To Be or Note2be, France Answers The Question

The Cost Of Compliance

At the beginning of this month, the French government took a bold step in an Orwellian direction. Note2be, a hugely successful networking site where students could go and rate their teachers’ performance, was directed to censor all the content on its site, removing all teachers’ names from any post by any user. If the site failed to comply, the fine would be 1,000 Euros every day until the site was in compliance.

The site had been online only since late January, but already over 50,000 teachers had marks rated on them. And the marks were overwhelmingly positive, with an average rating of well over 65% favorable. And it’s not like this was a new idea. Other countries have sites like this as well. The popular e-magazine Techdirt reports:

Sites like and have been around in the US for ages, but it appears that some other countries aren’t too thrilled with the concept. Last year, a teachers’ union in the UK demanded that the sites be banned which seemed a bit extreme.

It should be noted that the attempt to ban those sites in the UK appear to have failed. So what was it that prompted the French government to rule against the site? The Agence France-Presse (AFP) reports it this way, as found on AFP.Google:

A group of teachers and several teachers’ union asked a Paris court to decide whether the site broke privacy laws by publishing teachers’ names and ratings and whether it breached their right to be judged only by superiors.

On Monday, the court ordered the site to stop using teachers’ names both on the general site and in its discussion forums and said it would impose a fine of 1,000 euros per day for each day it failed to implement the judgment.

“The exercise of freedom of information and of expression has as limits that it does not damage teaching activities,” it said.

A Different Opinion
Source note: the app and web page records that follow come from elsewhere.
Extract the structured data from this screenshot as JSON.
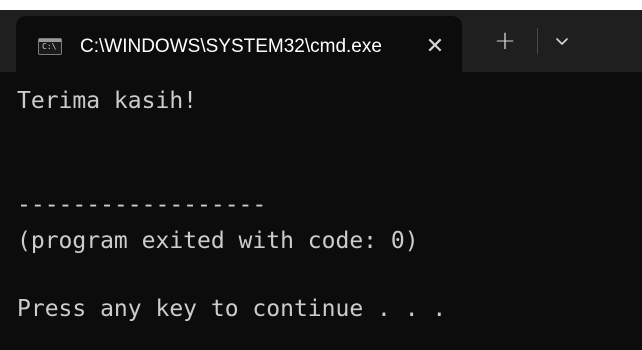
{
  "window": {
    "title": "C:\\WINDOWS\\SYSTEM32\\cmd.exe",
    "icon": "console-icon",
    "close_icon": "close-icon",
    "new_tab_icon": "plus-icon",
    "dropdown_icon": "chevron-down-icon"
  },
  "console": {
    "lines": [
      "Terima kasih!",
      "",
      "------------------",
      "(program exited with code: 0)",
      "",
      "Press any key to continue . . ."
    ]
  },
  "colors": {
    "terminal_bg": "#0c0c0c",
    "titlebar_bg": "#1f1f1f",
    "text": "#cccccc"
  }
}
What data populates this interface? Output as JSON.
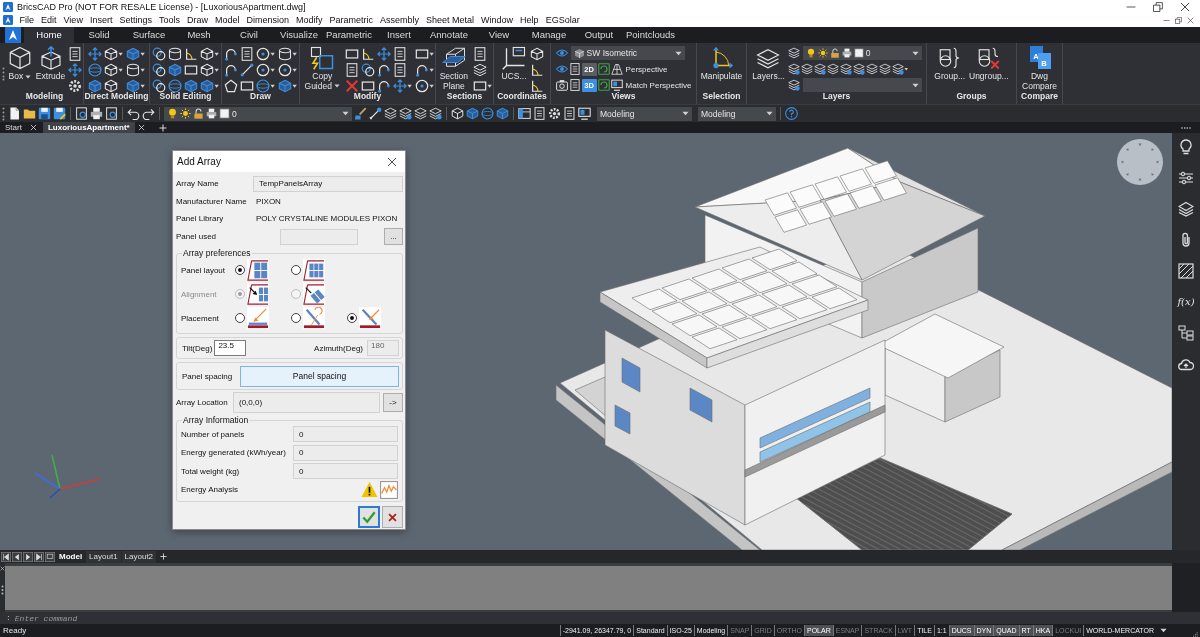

There are a couple of things there that bother someone such as myself. The first: “their right to be judged only by superiors”? I should hope that I would not need to add an expository statement to clarify my abhorence to the logic that could justify that way of thinking. To me, it sounds medieval. I get a picture in my mind of serfs, and the men who walk upon them. The second thing: While I agree with the final statement there, I don’t see how it’s applicable in this case. How does publishing these names “damage teaching activities”?

This isn’t the 1st time this particular question has raised itself before the European people. The German courts last year decided something completely different, when faced with essentially the same question. AFP reports:

Last year a German court, hearing a case taken by a teacher against a rating site, ruled that teachers could be rated online by their pupils.

It said the ratings, so long as they were not defamatory, were allowable under the principles of freedom of expression and that publishing a teacher’s name was acceptable because it could easily be found on the school’s website.

Not To Be

In searching for information while writing this piece, I was surprised how much of the English speaking web was simply ignoring it. I was finally able to find a quote from one of the founders of Note2be, on WebProNews:

“This is an astonishing and surprising decision that has worrying implications for the development of the Web,” said Stephane Cola, who co-founded the site, Reuters reported. “The ranking and evaluation of professionals on the Web is a fundamental principle and a primary motor of the Internet around the world,” he told reporters after the verdict.”

In the end, for whatever logic or illogic there was behind the decision, the ultimate and unstated goal was achieved. By requiring the site to remove and monitor every single communication, the government placed impossible restrictions on the operation of the site, and it had to shut down to comply with the ruling. From the note on their front page: “This decision calls into question the operation even of all the forums of discussion, blogs and Community sites where the Net surfers could express themselves freely on the French Net.


Click on the thumbnail for a larger view. What you’ll see is a part of the website as it looks March 11th. The site’s in French, and though alot of you will no doubt be able to read it, some will not. So there’s a translation of the text which I got from Babelfish. It’s worth reading.

I am Jon. Thanks for stopping by.